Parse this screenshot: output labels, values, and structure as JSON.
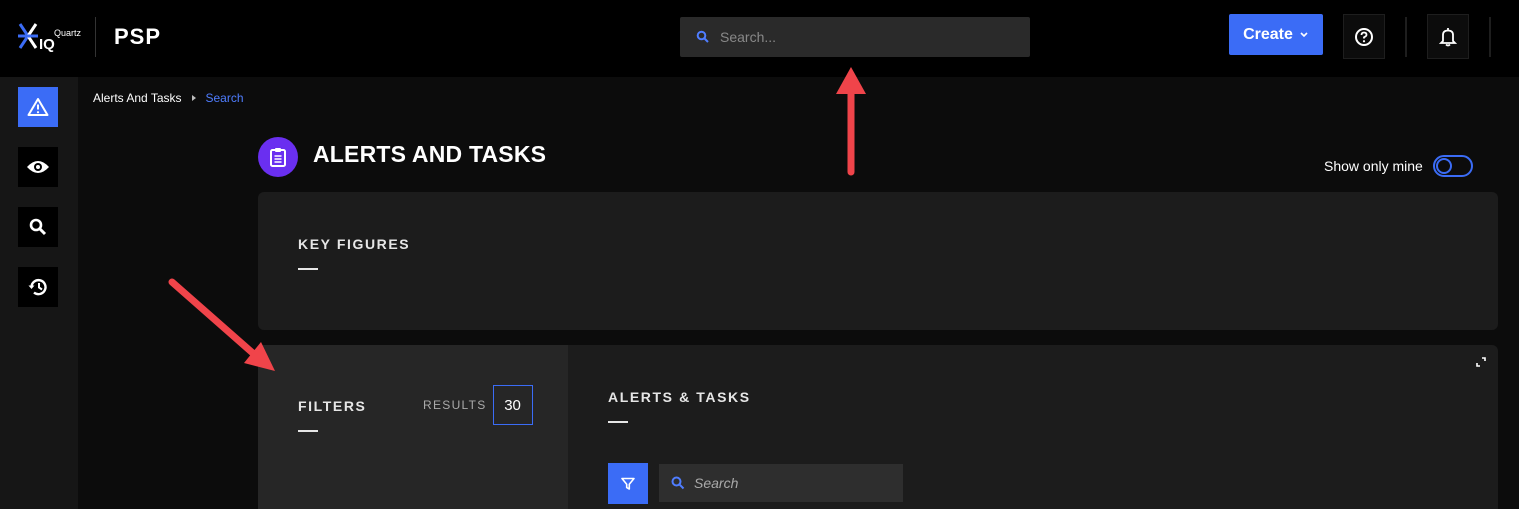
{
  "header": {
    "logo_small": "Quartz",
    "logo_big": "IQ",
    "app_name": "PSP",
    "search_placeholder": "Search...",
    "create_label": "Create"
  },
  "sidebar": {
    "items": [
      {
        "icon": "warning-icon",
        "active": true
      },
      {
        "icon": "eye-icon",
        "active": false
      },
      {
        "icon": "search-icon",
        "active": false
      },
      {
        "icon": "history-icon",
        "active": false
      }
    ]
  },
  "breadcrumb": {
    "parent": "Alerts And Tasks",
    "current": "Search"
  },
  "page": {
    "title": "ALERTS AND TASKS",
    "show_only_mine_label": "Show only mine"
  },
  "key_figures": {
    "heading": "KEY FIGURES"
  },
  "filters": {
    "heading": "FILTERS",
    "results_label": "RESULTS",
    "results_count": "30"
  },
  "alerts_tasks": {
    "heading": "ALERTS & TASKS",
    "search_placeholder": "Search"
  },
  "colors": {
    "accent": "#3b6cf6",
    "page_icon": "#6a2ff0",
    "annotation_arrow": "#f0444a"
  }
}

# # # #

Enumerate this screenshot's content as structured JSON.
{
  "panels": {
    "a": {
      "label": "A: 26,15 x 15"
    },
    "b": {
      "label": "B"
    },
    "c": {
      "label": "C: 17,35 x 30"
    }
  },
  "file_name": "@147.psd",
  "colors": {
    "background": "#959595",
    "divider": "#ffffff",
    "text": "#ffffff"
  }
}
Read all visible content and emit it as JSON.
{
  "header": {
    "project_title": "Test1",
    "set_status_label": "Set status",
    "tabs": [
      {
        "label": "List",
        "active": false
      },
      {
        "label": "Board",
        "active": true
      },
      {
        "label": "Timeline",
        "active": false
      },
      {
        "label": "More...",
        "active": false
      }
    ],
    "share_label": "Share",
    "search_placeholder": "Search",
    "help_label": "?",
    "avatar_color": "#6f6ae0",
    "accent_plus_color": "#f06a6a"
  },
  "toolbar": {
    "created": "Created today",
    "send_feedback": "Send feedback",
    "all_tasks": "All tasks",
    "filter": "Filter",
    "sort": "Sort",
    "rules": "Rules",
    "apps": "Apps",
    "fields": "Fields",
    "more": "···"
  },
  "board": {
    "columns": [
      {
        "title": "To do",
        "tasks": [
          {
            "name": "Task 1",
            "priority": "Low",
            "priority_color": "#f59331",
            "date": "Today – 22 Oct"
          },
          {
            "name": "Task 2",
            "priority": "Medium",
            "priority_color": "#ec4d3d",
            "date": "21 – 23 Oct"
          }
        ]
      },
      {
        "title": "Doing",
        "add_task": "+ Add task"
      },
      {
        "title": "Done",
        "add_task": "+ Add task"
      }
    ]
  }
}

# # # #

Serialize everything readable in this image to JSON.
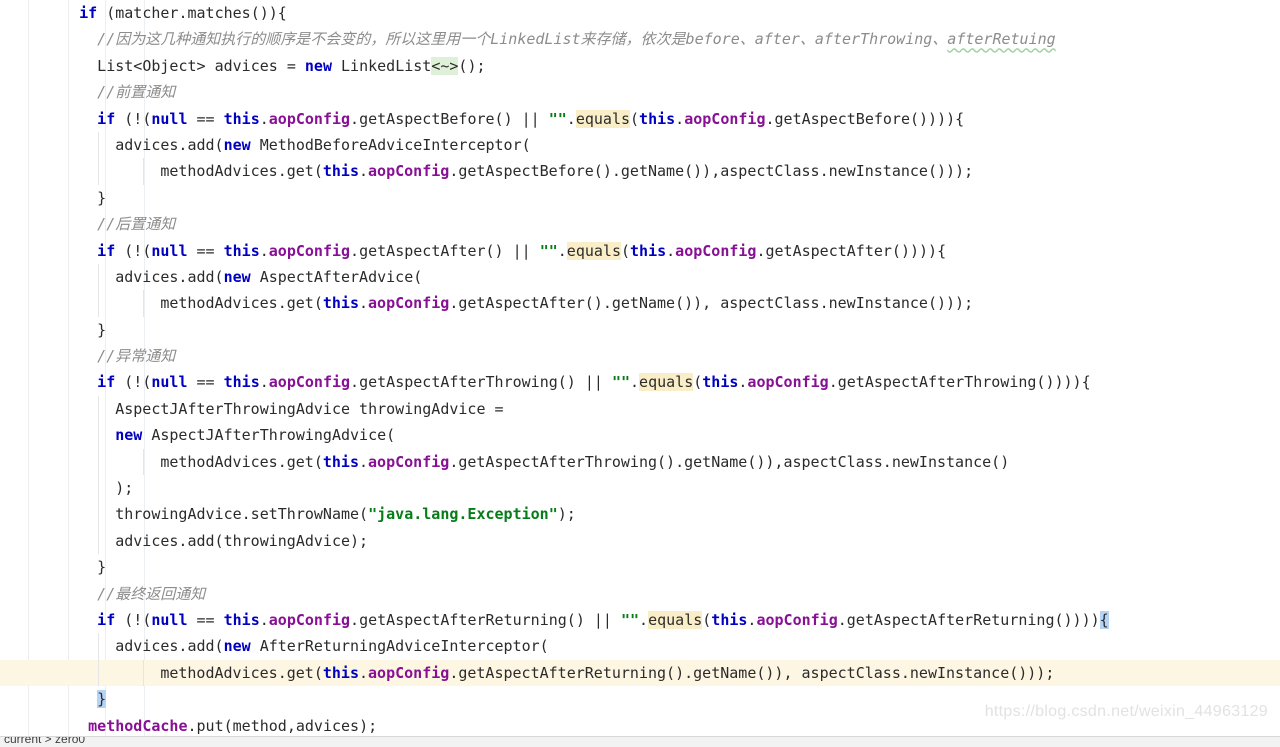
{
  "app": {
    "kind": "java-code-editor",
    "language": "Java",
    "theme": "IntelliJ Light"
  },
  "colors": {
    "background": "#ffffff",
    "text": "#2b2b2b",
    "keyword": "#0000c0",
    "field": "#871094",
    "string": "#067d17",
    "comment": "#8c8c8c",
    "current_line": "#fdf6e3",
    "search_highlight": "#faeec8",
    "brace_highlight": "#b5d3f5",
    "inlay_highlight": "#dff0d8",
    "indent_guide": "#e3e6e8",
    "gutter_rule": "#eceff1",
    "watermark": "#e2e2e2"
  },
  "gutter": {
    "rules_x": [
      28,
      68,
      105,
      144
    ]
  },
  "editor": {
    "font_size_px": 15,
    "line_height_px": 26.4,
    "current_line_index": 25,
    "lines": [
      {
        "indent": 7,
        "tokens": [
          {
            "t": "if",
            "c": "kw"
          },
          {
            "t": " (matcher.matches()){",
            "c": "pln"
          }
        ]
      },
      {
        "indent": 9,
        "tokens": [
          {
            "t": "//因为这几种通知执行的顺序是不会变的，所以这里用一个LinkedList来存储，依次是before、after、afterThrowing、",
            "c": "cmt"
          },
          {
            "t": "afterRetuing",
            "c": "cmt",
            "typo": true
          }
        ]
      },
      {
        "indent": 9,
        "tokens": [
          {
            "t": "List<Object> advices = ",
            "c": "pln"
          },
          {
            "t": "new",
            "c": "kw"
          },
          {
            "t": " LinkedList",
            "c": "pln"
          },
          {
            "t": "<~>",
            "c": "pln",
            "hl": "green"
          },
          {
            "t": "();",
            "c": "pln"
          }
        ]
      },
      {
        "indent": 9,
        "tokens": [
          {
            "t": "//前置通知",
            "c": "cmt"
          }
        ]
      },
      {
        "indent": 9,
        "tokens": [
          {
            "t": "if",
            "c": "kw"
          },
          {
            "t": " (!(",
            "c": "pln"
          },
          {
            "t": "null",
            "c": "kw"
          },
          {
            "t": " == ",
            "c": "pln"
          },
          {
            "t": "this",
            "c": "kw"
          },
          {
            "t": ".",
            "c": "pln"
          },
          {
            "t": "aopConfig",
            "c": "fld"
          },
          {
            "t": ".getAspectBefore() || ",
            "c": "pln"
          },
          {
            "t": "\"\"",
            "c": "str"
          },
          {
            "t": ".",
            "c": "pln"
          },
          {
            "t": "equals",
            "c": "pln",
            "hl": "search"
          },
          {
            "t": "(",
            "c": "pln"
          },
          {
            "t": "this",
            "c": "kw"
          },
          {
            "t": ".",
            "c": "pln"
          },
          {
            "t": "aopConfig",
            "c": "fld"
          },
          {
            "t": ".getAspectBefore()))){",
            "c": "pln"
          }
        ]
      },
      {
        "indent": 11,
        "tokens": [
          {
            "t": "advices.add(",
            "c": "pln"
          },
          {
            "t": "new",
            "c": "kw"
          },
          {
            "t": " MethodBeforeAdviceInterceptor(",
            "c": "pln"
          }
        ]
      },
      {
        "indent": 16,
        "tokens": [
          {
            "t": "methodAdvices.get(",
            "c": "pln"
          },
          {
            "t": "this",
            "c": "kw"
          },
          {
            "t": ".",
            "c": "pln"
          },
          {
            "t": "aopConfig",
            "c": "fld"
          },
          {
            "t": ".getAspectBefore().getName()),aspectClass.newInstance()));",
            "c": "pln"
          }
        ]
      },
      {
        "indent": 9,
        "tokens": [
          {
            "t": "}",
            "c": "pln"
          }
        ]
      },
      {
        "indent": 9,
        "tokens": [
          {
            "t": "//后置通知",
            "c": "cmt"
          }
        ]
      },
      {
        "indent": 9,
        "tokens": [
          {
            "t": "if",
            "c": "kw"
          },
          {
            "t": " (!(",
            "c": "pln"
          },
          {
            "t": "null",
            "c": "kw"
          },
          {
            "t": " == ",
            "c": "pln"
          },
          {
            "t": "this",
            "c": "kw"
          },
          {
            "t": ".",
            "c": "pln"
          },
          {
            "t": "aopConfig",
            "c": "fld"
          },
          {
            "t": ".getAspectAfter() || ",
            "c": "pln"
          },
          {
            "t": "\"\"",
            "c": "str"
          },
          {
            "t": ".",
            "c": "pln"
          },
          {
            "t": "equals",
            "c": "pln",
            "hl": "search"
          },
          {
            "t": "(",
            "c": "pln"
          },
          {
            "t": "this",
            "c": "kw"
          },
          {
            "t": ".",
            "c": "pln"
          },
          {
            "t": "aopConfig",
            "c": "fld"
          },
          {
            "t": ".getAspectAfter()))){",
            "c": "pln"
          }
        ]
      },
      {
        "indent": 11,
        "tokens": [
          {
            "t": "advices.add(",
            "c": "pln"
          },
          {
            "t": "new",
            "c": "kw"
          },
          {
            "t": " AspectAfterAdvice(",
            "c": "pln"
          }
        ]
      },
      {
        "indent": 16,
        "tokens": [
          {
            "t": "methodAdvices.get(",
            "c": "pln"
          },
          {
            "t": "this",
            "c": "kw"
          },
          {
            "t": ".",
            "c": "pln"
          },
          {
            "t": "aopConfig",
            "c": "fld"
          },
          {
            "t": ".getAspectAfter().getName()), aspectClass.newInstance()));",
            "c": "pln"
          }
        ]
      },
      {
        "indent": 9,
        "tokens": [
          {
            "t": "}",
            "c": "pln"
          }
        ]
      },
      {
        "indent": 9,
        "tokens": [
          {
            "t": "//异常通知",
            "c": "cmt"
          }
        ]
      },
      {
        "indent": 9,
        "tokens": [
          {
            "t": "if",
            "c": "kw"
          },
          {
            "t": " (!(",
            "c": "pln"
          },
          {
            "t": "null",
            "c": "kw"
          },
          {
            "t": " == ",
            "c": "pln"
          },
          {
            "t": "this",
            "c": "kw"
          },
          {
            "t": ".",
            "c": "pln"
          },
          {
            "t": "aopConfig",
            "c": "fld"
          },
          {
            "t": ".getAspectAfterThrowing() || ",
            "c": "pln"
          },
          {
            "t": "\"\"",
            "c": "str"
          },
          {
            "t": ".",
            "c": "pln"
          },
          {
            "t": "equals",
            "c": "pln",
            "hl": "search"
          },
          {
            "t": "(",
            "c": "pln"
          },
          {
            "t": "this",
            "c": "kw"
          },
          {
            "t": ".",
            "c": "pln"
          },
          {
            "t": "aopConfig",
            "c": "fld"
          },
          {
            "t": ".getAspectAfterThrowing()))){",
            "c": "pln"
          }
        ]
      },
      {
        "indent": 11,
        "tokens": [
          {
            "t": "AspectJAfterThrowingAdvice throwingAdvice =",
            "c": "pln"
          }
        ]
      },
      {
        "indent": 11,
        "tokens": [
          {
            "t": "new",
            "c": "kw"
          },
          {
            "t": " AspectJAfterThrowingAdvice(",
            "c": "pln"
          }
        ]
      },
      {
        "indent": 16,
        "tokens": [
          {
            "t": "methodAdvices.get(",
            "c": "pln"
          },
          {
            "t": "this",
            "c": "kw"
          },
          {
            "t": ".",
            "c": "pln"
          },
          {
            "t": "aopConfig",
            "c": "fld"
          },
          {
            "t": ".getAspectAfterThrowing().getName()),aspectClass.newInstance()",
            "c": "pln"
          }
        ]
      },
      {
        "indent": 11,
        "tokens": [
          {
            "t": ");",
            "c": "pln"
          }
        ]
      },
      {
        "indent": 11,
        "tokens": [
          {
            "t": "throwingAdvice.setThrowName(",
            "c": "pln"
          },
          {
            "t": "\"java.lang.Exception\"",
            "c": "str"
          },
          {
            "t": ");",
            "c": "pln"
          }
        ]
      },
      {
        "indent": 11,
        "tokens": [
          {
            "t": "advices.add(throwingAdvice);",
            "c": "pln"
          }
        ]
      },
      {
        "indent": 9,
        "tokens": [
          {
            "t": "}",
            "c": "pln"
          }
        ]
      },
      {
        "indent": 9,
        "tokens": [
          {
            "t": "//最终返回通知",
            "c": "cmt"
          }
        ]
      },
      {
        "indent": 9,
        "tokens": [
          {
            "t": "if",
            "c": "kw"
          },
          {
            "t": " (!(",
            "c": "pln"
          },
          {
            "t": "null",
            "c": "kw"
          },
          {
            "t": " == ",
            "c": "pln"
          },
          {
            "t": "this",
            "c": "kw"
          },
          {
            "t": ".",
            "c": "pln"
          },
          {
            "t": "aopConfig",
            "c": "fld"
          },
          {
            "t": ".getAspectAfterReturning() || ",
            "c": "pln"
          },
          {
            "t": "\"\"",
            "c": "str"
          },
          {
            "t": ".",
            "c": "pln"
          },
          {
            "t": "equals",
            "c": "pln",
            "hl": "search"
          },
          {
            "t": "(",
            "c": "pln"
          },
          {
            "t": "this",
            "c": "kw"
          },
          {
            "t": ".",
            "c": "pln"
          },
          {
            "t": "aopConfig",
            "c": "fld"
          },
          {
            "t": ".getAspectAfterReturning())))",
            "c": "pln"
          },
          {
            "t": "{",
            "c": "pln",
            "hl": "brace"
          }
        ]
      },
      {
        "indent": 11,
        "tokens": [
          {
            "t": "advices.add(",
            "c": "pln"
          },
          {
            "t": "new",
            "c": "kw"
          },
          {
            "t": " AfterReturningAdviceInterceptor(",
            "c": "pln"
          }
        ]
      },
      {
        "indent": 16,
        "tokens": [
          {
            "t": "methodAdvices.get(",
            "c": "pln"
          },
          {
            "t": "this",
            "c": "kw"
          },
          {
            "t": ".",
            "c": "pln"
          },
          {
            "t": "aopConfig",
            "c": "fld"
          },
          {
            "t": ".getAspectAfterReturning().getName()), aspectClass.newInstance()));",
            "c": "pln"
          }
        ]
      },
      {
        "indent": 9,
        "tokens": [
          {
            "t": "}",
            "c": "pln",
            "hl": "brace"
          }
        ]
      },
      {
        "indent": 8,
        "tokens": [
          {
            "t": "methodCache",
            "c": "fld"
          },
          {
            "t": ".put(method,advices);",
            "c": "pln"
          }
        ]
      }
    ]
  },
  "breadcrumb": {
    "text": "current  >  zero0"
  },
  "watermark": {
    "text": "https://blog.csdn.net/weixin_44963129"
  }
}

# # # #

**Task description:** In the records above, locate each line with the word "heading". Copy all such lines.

**Exercise response:**
    "heading": "KEY FIGURES"
    "heading": "FILTERS",
    "heading": "ALERTS & TASKS",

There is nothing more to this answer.